AIM OF THE EXERCISE:
Under this task are some entries; return every one of them exactly.

AVAILABLE RECORDS:
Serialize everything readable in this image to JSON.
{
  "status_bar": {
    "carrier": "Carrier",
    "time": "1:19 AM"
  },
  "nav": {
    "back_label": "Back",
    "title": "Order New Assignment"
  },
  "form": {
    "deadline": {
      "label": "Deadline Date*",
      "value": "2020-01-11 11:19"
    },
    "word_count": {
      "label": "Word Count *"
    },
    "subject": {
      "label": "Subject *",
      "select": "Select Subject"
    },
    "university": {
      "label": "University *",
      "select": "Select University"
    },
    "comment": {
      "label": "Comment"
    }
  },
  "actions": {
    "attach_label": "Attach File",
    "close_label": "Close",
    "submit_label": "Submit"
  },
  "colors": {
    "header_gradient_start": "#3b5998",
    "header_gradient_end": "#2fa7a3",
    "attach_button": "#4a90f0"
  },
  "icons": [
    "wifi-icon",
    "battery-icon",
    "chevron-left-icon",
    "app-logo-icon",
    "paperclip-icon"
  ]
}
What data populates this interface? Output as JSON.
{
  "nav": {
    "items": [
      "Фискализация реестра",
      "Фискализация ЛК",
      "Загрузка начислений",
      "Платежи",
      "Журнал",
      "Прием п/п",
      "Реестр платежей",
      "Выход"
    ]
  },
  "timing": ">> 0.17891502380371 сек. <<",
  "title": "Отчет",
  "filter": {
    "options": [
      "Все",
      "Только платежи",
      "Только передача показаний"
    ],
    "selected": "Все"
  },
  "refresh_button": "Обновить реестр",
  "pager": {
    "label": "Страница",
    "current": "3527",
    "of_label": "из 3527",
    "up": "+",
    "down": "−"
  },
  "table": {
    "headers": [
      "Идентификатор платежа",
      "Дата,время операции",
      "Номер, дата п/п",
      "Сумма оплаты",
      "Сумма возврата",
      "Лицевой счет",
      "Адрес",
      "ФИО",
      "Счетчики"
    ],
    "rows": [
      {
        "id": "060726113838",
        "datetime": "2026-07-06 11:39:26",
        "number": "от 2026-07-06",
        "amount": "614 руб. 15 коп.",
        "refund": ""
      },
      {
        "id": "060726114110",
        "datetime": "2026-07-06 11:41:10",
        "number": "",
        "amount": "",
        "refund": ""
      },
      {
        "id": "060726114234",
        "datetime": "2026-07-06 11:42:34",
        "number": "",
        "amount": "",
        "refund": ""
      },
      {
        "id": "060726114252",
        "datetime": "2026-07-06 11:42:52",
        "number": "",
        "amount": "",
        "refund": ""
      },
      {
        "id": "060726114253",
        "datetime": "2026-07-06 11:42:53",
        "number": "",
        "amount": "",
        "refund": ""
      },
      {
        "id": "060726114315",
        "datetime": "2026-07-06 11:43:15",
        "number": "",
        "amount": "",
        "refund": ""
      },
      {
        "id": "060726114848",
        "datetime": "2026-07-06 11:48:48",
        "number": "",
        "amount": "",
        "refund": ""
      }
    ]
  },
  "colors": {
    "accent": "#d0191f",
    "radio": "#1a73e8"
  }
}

RESULT FOR THIS EXERCISE:
Serialize everything readable in this image to JSON.
{
  "status_bar": {
    "carrier": "Carrier",
    "time": "1:19 AM"
  },
  "nav": {
    "back_label": "Back",
    "title": "Order New Assignment"
  },
  "form": {
    "deadline": {
      "label": "Deadline Date*",
      "value": "2020-01-11 11:19"
    },
    "word_count": {
      "label": "Word Count *"
    },
    "subject": {
      "label": "Subject *",
      "select": "Select Subject"
    },
    "university": {
      "label": "University *",
      "select": "Select University"
    },
    "comment": {
      "label": "Comment"
    }
  },
  "actions": {
    "attach_label": "Attach File",
    "close_label": "Close",
    "submit_label": "Submit"
  },
  "colors": {
    "header_gradient_start": "#3b5998",
    "header_gradient_end": "#2fa7a3",
    "attach_button": "#4a90f0"
  },
  "icons": [
    "wifi-icon",
    "battery-icon",
    "chevron-left-icon",
    "app-logo-icon",
    "paperclip-icon"
  ]
}
What data populates this interface? Output as JSON.
{
  "nav": {
    "items": [
      "Фискализация реестра",
      "Фискализация ЛК",
      "Загрузка начислений",
      "Платежи",
      "Журнал",
      "Прием п/п",
      "Реестр платежей",
      "Выход"
    ]
  },
  "timing": ">> 0.17891502380371 сек. <<",
  "title": "Отчет",
  "filter": {
    "options": [
      "Все",
      "Только платежи",
      "Только передача показаний"
    ],
    "selected": "Все"
  },
  "refresh_button": "Обновить реестр",
  "pager": {
    "label": "Страница",
    "current": "3527",
    "of_label": "из 3527",
    "up": "+",
    "down": "−"
  },
  "table": {
    "headers": [
      "Идентификатор платежа",
      "Дата,время операции",
      "Номер, дата п/п",
      "Сумма оплаты",
      "Сумма возврата",
      "Лицевой счет",
      "Адрес",
      "ФИО",
      "Счетчики"
    ],
    "rows": [
      {
        "id": "060726113838",
        "datetime": "2026-07-06 11:39:26",
        "number": "от 2026-07-06",
        "amount": "614 руб. 15 коп.",
        "refund": ""
      },
      {
        "id": "060726114110",
        "datetime": "2026-07-06 11:41:10",
        "number": "",
        "amount": "",
        "refund": ""
      },
      {
        "id": "060726114234",
        "datetime": "2026-07-06 11:42:34",
        "number": "",
        "amount": "",
        "refund": ""
      },
      {
        "id": "060726114252",
        "datetime": "2026-07-06 11:42:52",
        "number": "",
        "amount": "",
        "refund": ""
      },
      {
        "id": "060726114253",
        "datetime": "2026-07-06 11:42:53",
        "number": "",
        "amount": "",
        "refund": ""
      },
      {
        "id": "060726114315",
        "datetime": "2026-07-06 11:43:15",
        "number": "",
        "amount": "",
        "refund": ""
      },
      {
        "id": "060726114848",
        "datetime": "2026-07-06 11:48:48",
        "number": "",
        "amount": "",
        "refund": ""
      }
    ]
  },
  "colors": {
    "accent": "#d0191f",
    "radio": "#1a73e8"
  }
}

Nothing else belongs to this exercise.